What are examples of antics?

What are examples of antics?

The definition of antic is something odd and funny. Very silly humor is an example of antic. An antic is defined as a silly act. A drunk person singing at the top of their lungs in the middle of a crowded restaurant is an example of an antic.

What does Antic mean in the dictionary?

noun. Usually antics. a playful trick or prank; caper. a grotesque, fantastic, or ludicrous gesture, act, or posture.

What does antic behavior mean?

Definition of antic (Entry 1 of 2) 1 : an attention-drawing, often wildly playful or funny act or action : caper —usually plural childish antics. 2 archaic : a performer of a grotesque or ludicrous part : buffoon.

How do you use Antic in a sentence?

Antic in a Sentence

  1. The odd older man was known for his antic behavior and tendency to walk the streets dressed as a dead clown.
  2. Jim pulls the occasional antic comedy, but Bill is the real prankster of the family.
  3. The antic plays were known for their ludicrous plot lines and character’s repulsive behavior.

What is the opposite of antics?

Opposite of things done as an action or movement. inactivity. inaction. dormancy. idleness.

What is a pedantic person?

Frequently Asked Questions About pedantic It typically describes an irritating person who is eager to correct small errors others make, or who wants everyone to know just how much of an expert they are, especially in some narrow or boring subject matter.

Where did the word antics come from?

antic (n.) 1520s, antick, antyke, later antique (with accent on the first syllable), “grotesque or comical gesture,” from Italian antico “antique,” from Latin antiquus “old, ancient; old-fashioned” (see. In art, “fantastical figures, incongruously combined” (1540s). Originally (like grotesque) a 16c.

How do you use avaricious in a sentence?

Avaricious sentence example

  1. He showed indeed none of the avaricious temper so common among the politicians of the time.
  2. Though probably not personally avaricious , he was justly accused of nepotism.
  3. He promoted navigation and commerce, but was avaricious and deceitful.
  4. I have been no avaricious oppressor of the people.

What does antic face mean?

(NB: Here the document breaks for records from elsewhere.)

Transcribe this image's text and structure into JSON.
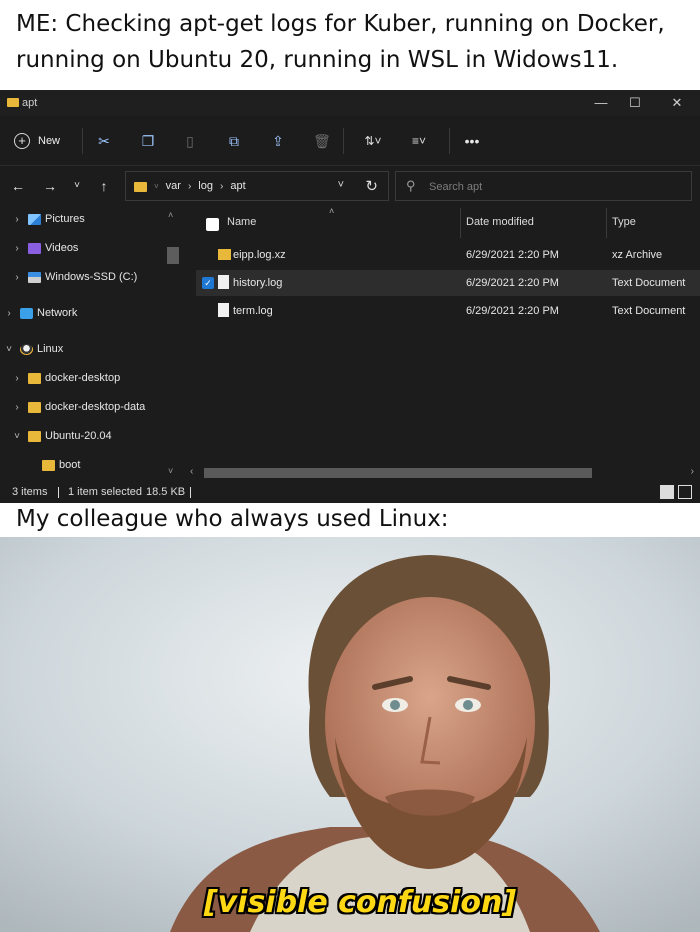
{
  "meme": {
    "top_caption": "ME: Checking apt-get logs for Kuber, running on Docker, running on Ubuntu 20, running in WSL in Widows11.",
    "middle_caption": "My colleague who always used Linux:",
    "subtitle": "[visible confusion]"
  },
  "window": {
    "title": "apt",
    "controls": [
      "minimize",
      "maximize",
      "close"
    ]
  },
  "toolbar": {
    "new_label": "New",
    "icons": [
      "cut-icon",
      "copy-icon",
      "paste-icon",
      "rename-icon",
      "share-icon",
      "delete-icon",
      "sort-icon",
      "view-icon",
      "more-icon"
    ]
  },
  "address": {
    "crumbs": [
      "var",
      "log",
      "apt"
    ]
  },
  "search": {
    "placeholder": "Search apt"
  },
  "sidebar": {
    "items": [
      {
        "label": "Pictures",
        "icon": "pictures-icon"
      },
      {
        "label": "Videos",
        "icon": "videos-icon"
      },
      {
        "label": "Windows-SSD (C:)",
        "icon": "drive-icon"
      },
      {
        "label": "Network",
        "icon": "network-icon"
      },
      {
        "label": "Linux",
        "icon": "linux-icon"
      },
      {
        "label": "docker-desktop",
        "icon": "folder-icon"
      },
      {
        "label": "docker-desktop-data",
        "icon": "folder-icon"
      },
      {
        "label": "Ubuntu-20.04",
        "icon": "folder-icon"
      },
      {
        "label": "boot",
        "icon": "folder-icon"
      }
    ]
  },
  "columns": {
    "name": "Name",
    "date": "Date modified",
    "type": "Type"
  },
  "files": [
    {
      "name": "eipp.log.xz",
      "date": "6/29/2021 2:20 PM",
      "type": "xz Archive",
      "selected": false
    },
    {
      "name": "history.log",
      "date": "6/29/2021 2:20 PM",
      "type": "Text Document",
      "selected": true
    },
    {
      "name": "term.log",
      "date": "6/29/2021 2:20 PM",
      "type": "Text Document",
      "selected": false
    }
  ],
  "status": {
    "items": "3 items",
    "selected": "1 item selected",
    "size": "18.5 KB"
  },
  "colors": {
    "window_bg": "#1c1c1c",
    "folder": "#e8b83a",
    "accent": "#1e78d4",
    "subtitle": "#ffd814"
  }
}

In fact, the word antic means mad or bizarre, but it was used a lot in Shakespeare’s day to mean a madcap in a drama of some kind (source). Shakespeare uses the word antic to mean a mask someone wears in Romeo and Juliet, when Tybalt says that Romeo came to the party “cover’d with an antic face” (1.5. 54).

What’s another word for shenanigans?

In this page you can discover 42 synonyms, antonyms, idiomatic expressions, and related words for shenanigans, like: mischief, prank, frolics, horseplay, nonsense, tomfoolery, trickeries, devilries, tricks, antic and monkey-business.

What is an insipid person?

adjective. If you describe someone or something as insipid, you mean they are dull and boring. [disapproval] On the surface she seemed meek, rather insipid. Synonyms: bland, boring, dull, flat More Synonyms of insipid.

What is the rarest word in English?

11 Rarest Words in the English Language

  • Metanoia.
  • Meldrop.
  • Lalochezia.
  • Jentacular.
  • Gargalesthesia.
  • Crapulence.
  • Agelast.
  • Acnestis.

What is considered antique furniture?

Antique furniture. A piece of antique furniture is a collectible interior furnishing of considerable age. Often the age, rarity, condition, utility, or other unique features make a piece of furniture desirable as a collectors’ item, and thus termed an antique. The antique furniture pieces reflect the style and features…

What is the definition of vintage and antique?

Antique and vintage refers to rare collection of items that are hundreds of years old and which are unique. Antique is often referred to things that are collected because of its age, rarity, beauty and its unique features. Vintage means a certain thing or object that is unique and the best of its kind in a particular period.

What does Antic face mean?

Shakespeare uses the word antic to mean a mask someone wears in Romeo and Juliet, when Tybalt says that Romeo came to the party “cover’d with an antic face” (1.5.54). If we think about it in that way, maybe Shakespeare is having as much fun with this madness as he possibly can in the theater.